Ceiling anchor

Going Caving?

Caving in Alberta can be a fun, educational and safe sport to take in, provided that you are using the old Boy Scout motto: Be Prepared. Caving can require some special precautions that you must consider if you wish to have a safe, successful and rewarding trip. First and foremost is that you should be physically fit and have the necessary clothing and equipment. Alberta's caves are often at a high elevation and in difficult terrain, and sometimes just getting to them can be a challenge. It is important to have proper supplies for the trip to and from the cave, as well as the caving trip itself. Proper exposure clothing, food and water, first aid kit and at least two other people are the minimum that you should be taking on a hike. For the caving itself, you require a special additional set of supplies and clothing to ensure that you are prepared for the cave's unique environment. The guy you see here on the left is all too common in Alberta, and it is the wrong and unsafe example that no one should follow. He is caving alone, he has no protective head gear, no proper hand or foot wear, inappropriate clothing for caving, poor choices in lighting, and no food, water or first aid supplies. Do not even consider caving in Alberta if you resemble this guy. You are only asking for trouble.

This handsome fellow has the bare minimum equipment needed to go caving. He is a novice caver or a horizontal caver, easily recognizable as someone who has the knowledge and smarts to have a safe and enjoyable caving trip. He has informed someone about his trip, what it involves, and when he and his three friends expect to return. Next, he has brought everything he needs to safely and comfortably do some basic caving. If you are considering going caving, or are a parent who is thinking of allowing your child to go caving with a group, please follow the three links at the bottom of this page and read them carefully. Another good, concise rereference is the original Cadomin Cave interpretive signage (although this specific cave is now closed to protect the bat hibernaculum). You can view the trail information before you go caving, and also view the entrance information on how to conduct yourself when caving. Remember, as with all outdoor and wilderness activities, participants must accept personal responsibility for their own safety. Injuries requiring assistance are coordinated through the responsible agency (usually the RCMP, although possibly Parks Canada or other agencies depending on location) and may result in costs being charged to the victim or caving partners.

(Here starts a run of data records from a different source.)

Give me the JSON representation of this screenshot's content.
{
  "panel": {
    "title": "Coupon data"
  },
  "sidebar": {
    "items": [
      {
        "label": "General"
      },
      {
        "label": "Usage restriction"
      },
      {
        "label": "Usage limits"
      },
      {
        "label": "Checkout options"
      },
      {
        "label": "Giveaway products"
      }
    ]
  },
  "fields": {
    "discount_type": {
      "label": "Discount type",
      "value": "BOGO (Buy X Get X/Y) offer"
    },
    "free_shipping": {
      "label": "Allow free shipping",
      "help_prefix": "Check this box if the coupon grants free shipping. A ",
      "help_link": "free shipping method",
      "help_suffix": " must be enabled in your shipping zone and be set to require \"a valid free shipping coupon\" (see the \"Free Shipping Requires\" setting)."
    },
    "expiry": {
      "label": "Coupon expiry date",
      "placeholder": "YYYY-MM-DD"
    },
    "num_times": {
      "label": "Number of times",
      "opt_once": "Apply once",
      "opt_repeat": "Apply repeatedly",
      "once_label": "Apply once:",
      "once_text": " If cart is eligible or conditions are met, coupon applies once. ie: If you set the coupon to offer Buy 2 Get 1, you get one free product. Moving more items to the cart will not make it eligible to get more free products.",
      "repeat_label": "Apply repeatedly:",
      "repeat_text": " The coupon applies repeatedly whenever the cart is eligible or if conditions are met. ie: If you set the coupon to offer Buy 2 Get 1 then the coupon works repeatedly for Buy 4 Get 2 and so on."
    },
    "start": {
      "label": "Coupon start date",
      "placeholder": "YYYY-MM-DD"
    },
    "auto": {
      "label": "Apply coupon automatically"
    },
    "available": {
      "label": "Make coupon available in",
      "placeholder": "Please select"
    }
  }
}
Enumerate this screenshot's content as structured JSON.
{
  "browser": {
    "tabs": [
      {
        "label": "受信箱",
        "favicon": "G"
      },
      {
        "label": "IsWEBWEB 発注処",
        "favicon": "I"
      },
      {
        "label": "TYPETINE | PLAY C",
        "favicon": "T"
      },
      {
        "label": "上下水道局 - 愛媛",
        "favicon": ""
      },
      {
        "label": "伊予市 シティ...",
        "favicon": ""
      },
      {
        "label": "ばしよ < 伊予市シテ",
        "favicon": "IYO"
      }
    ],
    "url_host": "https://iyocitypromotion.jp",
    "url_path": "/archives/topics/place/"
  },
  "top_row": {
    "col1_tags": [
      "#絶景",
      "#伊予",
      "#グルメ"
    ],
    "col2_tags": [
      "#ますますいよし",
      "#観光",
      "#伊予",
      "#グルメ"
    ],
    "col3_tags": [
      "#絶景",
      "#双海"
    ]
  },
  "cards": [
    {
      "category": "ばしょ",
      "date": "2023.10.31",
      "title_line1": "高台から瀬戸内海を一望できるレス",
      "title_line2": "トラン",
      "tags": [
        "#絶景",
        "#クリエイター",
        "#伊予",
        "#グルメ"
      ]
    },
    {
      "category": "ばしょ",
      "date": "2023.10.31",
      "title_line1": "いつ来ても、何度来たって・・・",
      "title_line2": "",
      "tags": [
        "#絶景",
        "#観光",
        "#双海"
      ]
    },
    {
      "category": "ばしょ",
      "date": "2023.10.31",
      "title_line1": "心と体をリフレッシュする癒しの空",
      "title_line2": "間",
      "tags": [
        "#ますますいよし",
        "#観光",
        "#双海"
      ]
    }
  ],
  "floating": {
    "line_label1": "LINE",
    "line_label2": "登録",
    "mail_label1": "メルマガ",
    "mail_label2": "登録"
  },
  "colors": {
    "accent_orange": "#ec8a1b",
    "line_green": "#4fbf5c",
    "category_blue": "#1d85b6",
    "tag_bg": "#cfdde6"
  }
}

If you find caving is the most interesting experience you've had and you want to pursue it further, you can join a club. Going further and deeper in the cave requires a little more equipment, training and skill. Instead of just climbing, stooping and crawling, you'll need to learn prussiking and abseiling, Single Rope Technique and advanced safety. Specific training is required before you embark on this type of caving; there is no substitute for proper equipment and usage. Without this, vertical activities are dangerous and may lead to severe injury or even death. Gaining proper instruction in appropriate techniques and methods of safety is your own responsibility. A club may instruct you on proper protocol and type of equipment and may even loan some as part of the membership. There may also be training courses available such as the verical caving course offered by Canmore Caverns.  In any case, this is hard core caving: if it is going up or down and it doesn't look easy, get the proper training and equipment first.